§ Directions for this task: Quote the listing below in its entirety, omitting every image.
########################################
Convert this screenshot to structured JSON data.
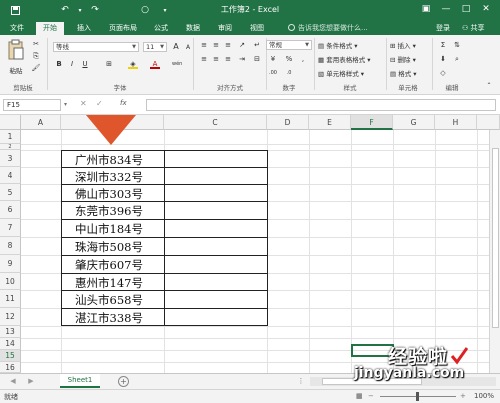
{
  "titlebar": {
    "title": "工作簿2 - Excel"
  },
  "tabs": [
    {
      "label": "文件"
    },
    {
      "label": "开始"
    },
    {
      "label": "插入"
    },
    {
      "label": "页面布局"
    },
    {
      "label": "公式"
    },
    {
      "label": "数据"
    },
    {
      "label": "审阅"
    },
    {
      "label": "视图"
    }
  ],
  "tell_me": "告诉我您想要做什么...",
  "account": {
    "login": "登录",
    "share": "共享"
  },
  "ribbon": {
    "clipboard": {
      "label": "剪贴板",
      "paste": "粘贴"
    },
    "font": {
      "name": "等线",
      "size": "11",
      "label": "字体"
    },
    "alignment": {
      "label": "对齐方式"
    },
    "number": {
      "format": "常规",
      "label": "数字"
    },
    "styles": {
      "conditional": "条件格式",
      "table": "套用表格格式",
      "cell": "单元格样式",
      "label": "样式"
    },
    "cells": {
      "insert": "插入",
      "delete": "删除",
      "format": "格式",
      "label": "单元格"
    },
    "editing": {
      "label": "编辑"
    }
  },
  "formula_bar": {
    "name_box": "F15",
    "fx": "fx",
    "value": ""
  },
  "columns": [
    "A",
    "B",
    "C",
    "D",
    "E",
    "F",
    "G",
    "H"
  ],
  "selected_column": "F",
  "rows": [
    "1",
    "2",
    "3",
    "4",
    "5",
    "6",
    "7",
    "8",
    "9",
    "10",
    "11",
    "12",
    "13",
    "14",
    "15",
    "16"
  ],
  "selected_row": "15",
  "cells_b": [
    "广州市834号",
    "深圳市332号",
    "佛山市303号",
    "东莞市396号",
    "中山市184号",
    "珠海市508号",
    "肇庆市607号",
    "惠州市147号",
    "汕头市658号",
    "湛江市338号"
  ],
  "sheet_tab": "Sheet1",
  "status": {
    "ready": "就绪",
    "zoom": "100%"
  },
  "watermark": {
    "cn": "经验啦",
    "en": "jingyanla.com"
  },
  "colors": {
    "accent": "#217346",
    "arrow": "#e0562c"
  }
}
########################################
§ Answer:
Convert this screenshot to structured JSON data.
{
  "titlebar": {
    "title": "工作簿2 - Excel"
  },
  "tabs": [
    {
      "label": "文件"
    },
    {
      "label": "开始"
    },
    {
      "label": "插入"
    },
    {
      "label": "页面布局"
    },
    {
      "label": "公式"
    },
    {
      "label": "数据"
    },
    {
      "label": "审阅"
    },
    {
      "label": "视图"
    }
  ],
  "tell_me": "告诉我您想要做什么...",
  "account": {
    "login": "登录",
    "share": "共享"
  },
  "ribbon": {
    "clipboard": {
      "label": "剪贴板",
      "paste": "粘贴"
    },
    "font": {
      "name": "等线",
      "size": "11",
      "label": "字体"
    },
    "alignment": {
      "label": "对齐方式"
    },
    "number": {
      "format": "常规",
      "label": "数字"
    },
    "styles": {
      "conditional": "条件格式",
      "table": "套用表格格式",
      "cell": "单元格样式",
      "label": "样式"
    },
    "cells": {
      "insert": "插入",
      "delete": "删除",
      "format": "格式",
      "label": "单元格"
    },
    "editing": {
      "label": "编辑"
    }
  },
  "formula_bar": {
    "name_box": "F15",
    "fx": "fx",
    "value": ""
  },
  "columns": [
    "A",
    "B",
    "C",
    "D",
    "E",
    "F",
    "G",
    "H"
  ],
  "selected_column": "F",
  "rows": [
    "1",
    "2",
    "3",
    "4",
    "5",
    "6",
    "7",
    "8",
    "9",
    "10",
    "11",
    "12",
    "13",
    "14",
    "15",
    "16"
  ],
  "selected_row": "15",
  "cells_b": [
    "广州市834号",
    "深圳市332号",
    "佛山市303号",
    "东莞市396号",
    "中山市184号",
    "珠海市508号",
    "肇庆市607号",
    "惠州市147号",
    "汕头市658号",
    "湛江市338号"
  ],
  "sheet_tab": "Sheet1",
  "status": {
    "ready": "就绪",
    "zoom": "100%"
  },
  "watermark": {
    "cn": "经验啦",
    "en": "jingyanla.com"
  },
  "colors": {
    "accent": "#217346",
    "arrow": "#e0562c"
  }
}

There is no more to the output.